Your task: Give the records once more, exactly as they stand.

(Beginning of Available records)

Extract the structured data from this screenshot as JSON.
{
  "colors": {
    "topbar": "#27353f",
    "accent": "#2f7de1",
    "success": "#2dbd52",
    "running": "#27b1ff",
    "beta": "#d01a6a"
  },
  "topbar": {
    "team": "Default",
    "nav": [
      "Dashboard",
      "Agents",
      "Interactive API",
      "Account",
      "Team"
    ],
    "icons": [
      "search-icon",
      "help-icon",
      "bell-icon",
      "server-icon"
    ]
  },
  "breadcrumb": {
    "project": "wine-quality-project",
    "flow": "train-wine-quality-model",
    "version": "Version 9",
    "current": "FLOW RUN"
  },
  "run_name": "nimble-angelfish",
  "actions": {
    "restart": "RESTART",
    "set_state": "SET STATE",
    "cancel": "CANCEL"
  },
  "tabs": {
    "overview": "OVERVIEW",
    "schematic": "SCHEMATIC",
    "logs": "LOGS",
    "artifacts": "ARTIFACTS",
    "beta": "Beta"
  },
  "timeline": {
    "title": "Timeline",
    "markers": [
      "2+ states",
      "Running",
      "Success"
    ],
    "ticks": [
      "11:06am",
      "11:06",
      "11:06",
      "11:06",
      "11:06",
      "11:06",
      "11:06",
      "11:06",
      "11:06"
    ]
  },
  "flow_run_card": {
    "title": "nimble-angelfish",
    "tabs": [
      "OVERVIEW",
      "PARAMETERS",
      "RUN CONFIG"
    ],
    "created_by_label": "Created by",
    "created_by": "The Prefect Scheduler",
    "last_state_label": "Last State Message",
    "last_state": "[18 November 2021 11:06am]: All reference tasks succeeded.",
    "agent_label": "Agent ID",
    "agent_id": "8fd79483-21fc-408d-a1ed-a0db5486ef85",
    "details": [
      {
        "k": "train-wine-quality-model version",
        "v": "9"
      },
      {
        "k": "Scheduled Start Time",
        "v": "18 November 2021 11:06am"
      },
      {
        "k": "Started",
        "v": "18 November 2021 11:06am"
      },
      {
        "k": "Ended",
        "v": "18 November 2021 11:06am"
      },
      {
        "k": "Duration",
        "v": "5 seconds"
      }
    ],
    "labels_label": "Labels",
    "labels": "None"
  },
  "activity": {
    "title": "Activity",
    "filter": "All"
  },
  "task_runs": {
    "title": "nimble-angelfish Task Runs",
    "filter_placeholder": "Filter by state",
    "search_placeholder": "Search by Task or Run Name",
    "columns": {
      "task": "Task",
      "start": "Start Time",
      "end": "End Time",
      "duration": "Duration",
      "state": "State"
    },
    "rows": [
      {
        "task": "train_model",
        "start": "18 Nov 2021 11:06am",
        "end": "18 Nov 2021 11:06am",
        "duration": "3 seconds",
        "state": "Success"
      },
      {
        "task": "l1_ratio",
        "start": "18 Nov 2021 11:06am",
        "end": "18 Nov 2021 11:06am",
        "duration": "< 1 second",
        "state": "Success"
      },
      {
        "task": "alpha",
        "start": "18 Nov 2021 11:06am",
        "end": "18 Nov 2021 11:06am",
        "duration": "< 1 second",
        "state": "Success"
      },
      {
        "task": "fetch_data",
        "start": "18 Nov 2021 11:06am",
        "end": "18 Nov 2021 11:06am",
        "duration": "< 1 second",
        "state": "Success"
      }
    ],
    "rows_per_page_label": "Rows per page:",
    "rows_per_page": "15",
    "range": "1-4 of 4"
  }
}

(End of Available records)

Reply:
Extract the structured data from this screenshot as JSON.
{
  "colors": {
    "topbar": "#27353f",
    "accent": "#2f7de1",
    "success": "#2dbd52",
    "running": "#27b1ff",
    "beta": "#d01a6a"
  },
  "topbar": {
    "team": "Default",
    "nav": [
      "Dashboard",
      "Agents",
      "Interactive API",
      "Account",
      "Team"
    ],
    "icons": [
      "search-icon",
      "help-icon",
      "bell-icon",
      "server-icon"
    ]
  },
  "breadcrumb": {
    "project": "wine-quality-project",
    "flow": "train-wine-quality-model",
    "version": "Version 9",
    "current": "FLOW RUN"
  },
  "run_name": "nimble-angelfish",
  "actions": {
    "restart": "RESTART",
    "set_state": "SET STATE",
    "cancel": "CANCEL"
  },
  "tabs": {
    "overview": "OVERVIEW",
    "schematic": "SCHEMATIC",
    "logs": "LOGS",
    "artifacts": "ARTIFACTS",
    "beta": "Beta"
  },
  "timeline": {
    "title": "Timeline",
    "markers": [
      "2+ states",
      "Running",
      "Success"
    ],
    "ticks": [
      "11:06am",
      "11:06",
      "11:06",
      "11:06",
      "11:06",
      "11:06",
      "11:06",
      "11:06",
      "11:06"
    ]
  },
  "flow_run_card": {
    "title": "nimble-angelfish",
    "tabs": [
      "OVERVIEW",
      "PARAMETERS",
      "RUN CONFIG"
    ],
    "created_by_label": "Created by",
    "created_by": "The Prefect Scheduler",
    "last_state_label": "Last State Message",
    "last_state": "[18 November 2021 11:06am]: All reference tasks succeeded.",
    "agent_label": "Agent ID",
    "agent_id": "8fd79483-21fc-408d-a1ed-a0db5486ef85",
    "details": [
      {
        "k": "train-wine-quality-model version",
        "v": "9"
      },
      {
        "k": "Scheduled Start Time",
        "v": "18 November 2021 11:06am"
      },
      {
        "k": "Started",
        "v": "18 November 2021 11:06am"
      },
      {
        "k": "Ended",
        "v": "18 November 2021 11:06am"
      },
      {
        "k": "Duration",
        "v": "5 seconds"
      }
    ],
    "labels_label": "Labels",
    "labels": "None"
  },
  "activity": {
    "title": "Activity",
    "filter": "All"
  },
  "task_runs": {
    "title": "nimble-angelfish Task Runs",
    "filter_placeholder": "Filter by state",
    "search_placeholder": "Search by Task or Run Name",
    "columns": {
      "task": "Task",
      "start": "Start Time",
      "end": "End Time",
      "duration": "Duration",
      "state": "State"
    },
    "rows": [
      {
        "task": "train_model",
        "start": "18 Nov 2021 11:06am",
        "end": "18 Nov 2021 11:06am",
        "duration": "3 seconds",
        "state": "Success"
      },
      {
        "task": "l1_ratio",
        "start": "18 Nov 2021 11:06am",
        "end": "18 Nov 2021 11:06am",
        "duration": "< 1 second",
        "state": "Success"
      },
      {
        "task": "alpha",
        "start": "18 Nov 2021 11:06am",
        "end": "18 Nov 2021 11:06am",
        "duration": "< 1 second",
        "state": "Success"
      },
      {
        "task": "fetch_data",
        "start": "18 Nov 2021 11:06am",
        "end": "18 Nov 2021 11:06am",
        "duration": "< 1 second",
        "state": "Success"
      }
    ],
    "rows_per_page_label": "Rows per page:",
    "rows_per_page": "15",
    "range": "1-4 of 4"
  }
}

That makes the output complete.